So, on to the question that's probably on everyone's mind who will be riding the new course: What about the hills? To be honest, the first one is pretty intimidating when you look at it, especially if you look UP and see the road winding way above where you are now (later on, you'll get to look DOWN into this amazing valley below you and wonder that you managed to pedal your way so high). The good news is that because you're on a highway, the grade is very gentle. It probably tops out at about 6%. On race day, this could make these hills seem deceptively easy. I rarely got into my lowest gear, and I don't currently have a compact crank on my bike. So it would be easy to overbake these hills on race day by a few watts here and there, and enter T2 with considerably less gas in your tank than you counted on. I filed this away in my mental notebook for race day: stay within my zones on the hills and you'll be fine. For me, riding the hills put my mind at ease. There's nothing here that I don't ride a thousand times in the hills behind my house. I can tell myself  "It's just another hilly ride, take it easy and enjoy the scenery."

And on this particular ride, the hills took a big backseat to the wind. I literally would be winding my way up a hill, reach the flat part at the crest and get hit by a wall of wind so stiff that it made me gear DOWN from the gear I was climbing the hill in. I had to pedal harder on the flats and even the downhills than I did on the uphills. This had the effect of making the whole first half of the Hwy 95 portion into an effective 20 mile uphill grind. Somehow I think on race day it might feel a whole lot easier (if we don't get an IMSG-style windstorm, that is).

All in all, my take on the new course is:

Hills: not too terrible.

Technical: None. All of the sharp turns of the old course are gone. You'll want to be comfortable with screaming down a couple miles of 6% grade at 45 mph+ though.
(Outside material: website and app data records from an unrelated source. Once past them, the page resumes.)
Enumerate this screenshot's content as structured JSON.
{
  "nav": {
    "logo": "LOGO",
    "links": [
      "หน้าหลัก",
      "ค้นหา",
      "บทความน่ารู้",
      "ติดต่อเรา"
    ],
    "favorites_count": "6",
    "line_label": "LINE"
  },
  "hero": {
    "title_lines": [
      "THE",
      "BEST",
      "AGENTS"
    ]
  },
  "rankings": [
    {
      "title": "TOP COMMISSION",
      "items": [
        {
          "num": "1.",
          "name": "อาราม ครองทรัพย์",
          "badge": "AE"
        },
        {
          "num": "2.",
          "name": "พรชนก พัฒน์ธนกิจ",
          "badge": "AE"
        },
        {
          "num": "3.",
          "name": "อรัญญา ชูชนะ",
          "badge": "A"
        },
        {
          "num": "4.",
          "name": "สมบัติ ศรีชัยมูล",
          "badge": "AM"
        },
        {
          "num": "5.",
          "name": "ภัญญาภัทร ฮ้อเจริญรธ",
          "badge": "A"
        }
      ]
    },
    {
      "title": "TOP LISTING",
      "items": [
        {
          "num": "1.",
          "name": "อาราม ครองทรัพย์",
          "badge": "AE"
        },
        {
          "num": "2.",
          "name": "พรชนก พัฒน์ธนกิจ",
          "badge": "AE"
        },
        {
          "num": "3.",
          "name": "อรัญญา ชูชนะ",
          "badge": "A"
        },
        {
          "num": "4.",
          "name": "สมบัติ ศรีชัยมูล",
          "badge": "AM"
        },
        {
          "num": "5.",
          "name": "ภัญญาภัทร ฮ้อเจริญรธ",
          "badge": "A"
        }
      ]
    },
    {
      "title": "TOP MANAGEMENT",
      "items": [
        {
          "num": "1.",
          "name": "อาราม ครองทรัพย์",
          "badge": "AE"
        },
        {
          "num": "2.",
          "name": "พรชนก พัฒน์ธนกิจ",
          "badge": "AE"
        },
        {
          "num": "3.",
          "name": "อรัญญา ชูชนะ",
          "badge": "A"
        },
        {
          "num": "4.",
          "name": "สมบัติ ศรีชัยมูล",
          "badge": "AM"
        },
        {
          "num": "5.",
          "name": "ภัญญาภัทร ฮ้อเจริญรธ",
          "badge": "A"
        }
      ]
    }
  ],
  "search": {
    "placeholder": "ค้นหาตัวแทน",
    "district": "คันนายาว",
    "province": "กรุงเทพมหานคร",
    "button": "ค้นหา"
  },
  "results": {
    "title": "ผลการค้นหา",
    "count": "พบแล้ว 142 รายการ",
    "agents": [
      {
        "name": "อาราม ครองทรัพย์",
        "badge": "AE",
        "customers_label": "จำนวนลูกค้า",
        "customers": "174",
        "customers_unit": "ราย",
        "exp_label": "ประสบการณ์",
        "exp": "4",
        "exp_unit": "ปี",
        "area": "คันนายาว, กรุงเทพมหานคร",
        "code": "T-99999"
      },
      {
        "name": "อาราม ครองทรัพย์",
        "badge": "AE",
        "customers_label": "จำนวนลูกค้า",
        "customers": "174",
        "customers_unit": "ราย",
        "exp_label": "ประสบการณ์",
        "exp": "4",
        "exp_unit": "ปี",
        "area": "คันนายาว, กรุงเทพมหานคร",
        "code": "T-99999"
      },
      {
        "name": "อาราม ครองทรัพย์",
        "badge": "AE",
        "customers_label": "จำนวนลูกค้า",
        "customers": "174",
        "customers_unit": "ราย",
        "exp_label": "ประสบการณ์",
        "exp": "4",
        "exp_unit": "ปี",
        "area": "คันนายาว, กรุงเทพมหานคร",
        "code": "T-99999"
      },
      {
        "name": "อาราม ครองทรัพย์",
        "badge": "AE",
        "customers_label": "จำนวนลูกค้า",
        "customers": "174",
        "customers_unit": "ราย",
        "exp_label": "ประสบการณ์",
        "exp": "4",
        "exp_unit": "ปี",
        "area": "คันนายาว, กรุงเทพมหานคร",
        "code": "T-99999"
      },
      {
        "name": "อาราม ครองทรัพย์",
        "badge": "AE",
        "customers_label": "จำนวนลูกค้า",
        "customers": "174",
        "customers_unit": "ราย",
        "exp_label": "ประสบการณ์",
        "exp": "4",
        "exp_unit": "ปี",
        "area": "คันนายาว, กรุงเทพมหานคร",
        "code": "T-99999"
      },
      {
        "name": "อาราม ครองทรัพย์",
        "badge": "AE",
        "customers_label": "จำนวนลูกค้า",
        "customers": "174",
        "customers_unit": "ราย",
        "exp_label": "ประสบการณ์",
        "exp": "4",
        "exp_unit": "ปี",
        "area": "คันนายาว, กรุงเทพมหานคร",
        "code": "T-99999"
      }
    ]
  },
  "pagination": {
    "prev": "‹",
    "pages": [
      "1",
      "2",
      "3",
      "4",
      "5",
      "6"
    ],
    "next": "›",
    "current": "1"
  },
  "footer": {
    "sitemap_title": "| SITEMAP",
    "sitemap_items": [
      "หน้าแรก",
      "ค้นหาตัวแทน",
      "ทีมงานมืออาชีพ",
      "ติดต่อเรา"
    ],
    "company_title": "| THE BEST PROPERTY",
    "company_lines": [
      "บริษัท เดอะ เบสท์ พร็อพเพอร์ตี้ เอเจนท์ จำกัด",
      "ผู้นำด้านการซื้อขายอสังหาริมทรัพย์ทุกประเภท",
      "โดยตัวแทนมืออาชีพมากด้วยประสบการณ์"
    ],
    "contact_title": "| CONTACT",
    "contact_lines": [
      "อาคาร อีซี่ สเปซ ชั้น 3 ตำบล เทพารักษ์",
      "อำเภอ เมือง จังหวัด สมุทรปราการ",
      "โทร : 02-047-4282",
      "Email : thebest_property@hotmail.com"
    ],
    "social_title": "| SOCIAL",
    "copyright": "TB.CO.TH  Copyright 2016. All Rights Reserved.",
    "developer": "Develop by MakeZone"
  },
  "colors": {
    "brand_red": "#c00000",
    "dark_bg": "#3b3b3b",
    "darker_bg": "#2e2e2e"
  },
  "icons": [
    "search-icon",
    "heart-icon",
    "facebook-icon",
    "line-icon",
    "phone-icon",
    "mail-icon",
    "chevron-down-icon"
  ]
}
Highway: Rideable for people who want to check it out before race day

Scenery: Top Notch. Green valleys, horse pastures, rolling hills, big clouds scudding across an impossibly blue sky. Glimpses of the lake in the distance. What's not to love?

Old Part of the course: Fun, with cheering sections in the city, and beautiful lakeshore views outside of town. A couple of rollers will warm you up in the first 15 miles.

Wednesday, May 02, 2012

Countdown to Ironman, Week 8: Goin' Long

It's get-down-to-business time here in Ironman training world and the open road beckons. Which explains why, despite the fact that I have a million great blog posts running around in my mind (including one on kicking in the swim and some other stuff), I haven't written a thing since last week. That, my friends, is what an 18 hour training week will do to you. Coupled with eight or more hours of sleep a night (mandatory) and more time with eating and food prep (can't avoid that!), means that I hardly see my good friend the computer anymore. Facebook, what's that? Tweeting, is that what the birds are doing outside my bedroom window when I'm trying to sleep in? Posts, aren't those what holds your bike seat up?

But for anyone who is keeping score at home, the training is going well. I got a nice four hour ride on Pinkalicious on a sunny day this weekend, and today I knocked off a two-hour long run where I worked solely on pacing for the Ironman run. You know what? It feels REALLY stupid to go jogging along at my s-l-o-w Ironman pace here on Eugene's running trails, meanwhile world class athletes getting ready for the Olympic trials are blowing past me right and left. Where's a good "I'M TRAINING FOR AN IRONMAN" shirt when you need it? At least they'd know I was purposefully shuffling along for a good reason.

This weekend we will be heading off to Spokane and Coeur d'Alene to visit my step-sons and on Sunday I will get a chance to ride at least some of the Ironman course. Then I'll really know what I've signed up for.